As my grandfather once told me, to truly understand how something works, “you need to build it yourself.” And he knew what he was talking about. As a skilled toolmaker for all his working life he actually built the tools used to build things like jet engines to automated factory machinery.
So, as I read Monday’s article about South Korean physicists building a program on one of the world’s most powerful computers to simulate the evolution of our Universe, although he wasn’t an astrophysicist himself, I knew my grandfather would instantly understand what they were hoping to achieve.
In an arXiv preprint publication submitted on Dec. 8, Juhan Kim and colleagues from the Korea Institute for Advanced Study in Seoul have completed the largest simulation of the universe ever attempted.
The simulation calculates the evolution of 374 billion cold dark matter particles in a box some 10 gigaparsecs across — this represents approximately two thirds the size of the observable Universe. This virtual universe is 8,800 times larger than the previous record holder.
These are staggering numbers and the calculations required a stupidly fast supercomputer — called Tachyon II — to process them. Tachyon II is currently the 26th fastest supercomputer in the world.
Despite the huge processing power available to it, the simulation, called “Horizon Run 3,” still took 20 days to run.
By building this cosmologically vast virtual universe, and letting it evolve using the theoretical constraints from our own Universe, Kim and his team have created some of the largest scale structures thought to form to a high degree of accuracy.
Much of the analysis still needs to be done, but already the researchers have recreated some eerily similar dark matter structures observed in our Cosmos, such as the “cosmic web” pattern of cold dark matter:
In this tiny cutout of the simulation (above), it can be seen that the simulated particles have arranged themselves in a web-like pattern, connected through filaments, separated by voids.
“Halos” of dark matter form, creating the filaments in this large-scale structure, pulling in normal (baryonic) matter to form the galaxies we see throughout the Universe today. Dark matter halos cannot be directly observed, but their presence can be inferred by their gravitational effects on the stars and interstellar dust within galaxies.
In addition to this, theoretical acoustic baryon oscillations could be glimpsed for the first time. As explained by KFC on the arXiv blog, “these are essentially the leftovers of waves in the plasma that existed in the very early universe which became frozen in place as they cooled.”
Up until now, the large scale structure of cold dark matter and acoustic baryon oscillations have been tough to simulate as the powerful supercomputers required to run the simulations have not been available.
But now, as Kim’s team is proving, the powerful number-crunching tools are becoming a reality, and they are starting to reveal some answers to the large-scale mysteries of how our Universe evolved.

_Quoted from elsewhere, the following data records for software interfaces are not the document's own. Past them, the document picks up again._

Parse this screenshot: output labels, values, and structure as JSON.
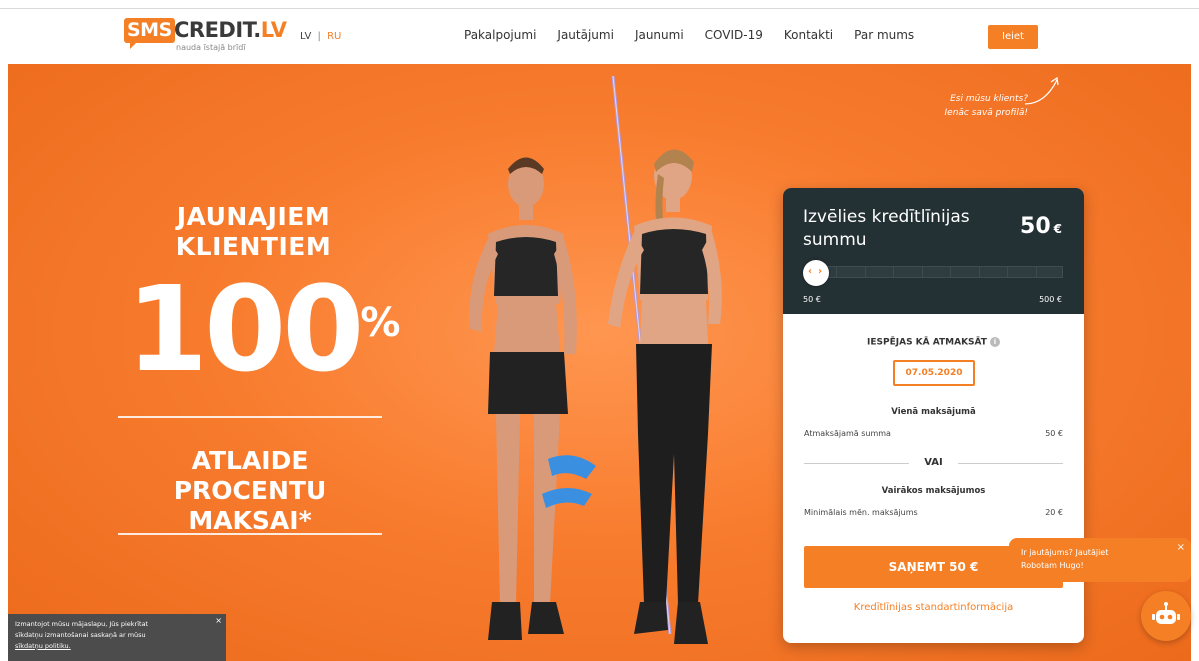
{
  "header": {
    "logo_sms": "SMS",
    "logo_credit": "CREDIT.",
    "logo_lv": "LV",
    "logo_tagline": "nauda īstajā brīdī",
    "lang_lv": "LV",
    "lang_separator": "|",
    "lang_ru": "RU",
    "nav": [
      "Pakalpojumi",
      "Jautājumi",
      "Jaunumi",
      "COVID-19",
      "Kontakti",
      "Par mums"
    ],
    "login_label": "Ieiet"
  },
  "hero": {
    "line1a": "JAUNAJIEM",
    "line1b": "KLIENTIEM",
    "big_number": "100",
    "big_percent": "%",
    "line2a": "ATLAIDE",
    "line2b": "PROCENTU MAKSAI*",
    "client_note_1": "Esi mūsu klients?",
    "client_note_2": "Ienāc savā profilā!"
  },
  "calculator": {
    "title": "Izvēlies kredītlīnijas summu",
    "amount": "50",
    "currency": "€",
    "slider_min_label": "50 €",
    "slider_max_label": "500 €",
    "slider_value": 0,
    "repay_title": "IESPĒJAS KĀ ATMAKSĀT",
    "info_icon": "i",
    "date": "07.05.2020",
    "single_title": "Vienā maksājumā",
    "single_label": "Atmaksājamā summa",
    "single_value": "50 €",
    "or_label": "VAI",
    "multi_title": "Vairākos maksājumos",
    "multi_label": "Minimālais mēn. maksājums",
    "multi_value": "20 €",
    "cta_label": "SAŅEMT 50 €",
    "info_link": "Kredītlīnijas standartinformācija"
  },
  "chat": {
    "line1": "Ir jautājums? Jautājiet",
    "line2": "Robotam Hugo!",
    "close": "×",
    "icon": "robot-icon"
  },
  "cookie": {
    "line1": "Izmantojot mūsu mājaslapu, Jūs piekrītat",
    "line2": "sīkdatņu izmantošanai saskaņā ar mūsu",
    "link": "sīkdatņu politiku.",
    "close": "×"
  },
  "colors": {
    "accent": "#f47f24",
    "panel_dark": "#233034"
  }
}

Image (top): Our virtual universe — with the Earth in the middle. The further away from the center you move, the further you look back in time, and the higher the red-shift (Kim et al., 2011)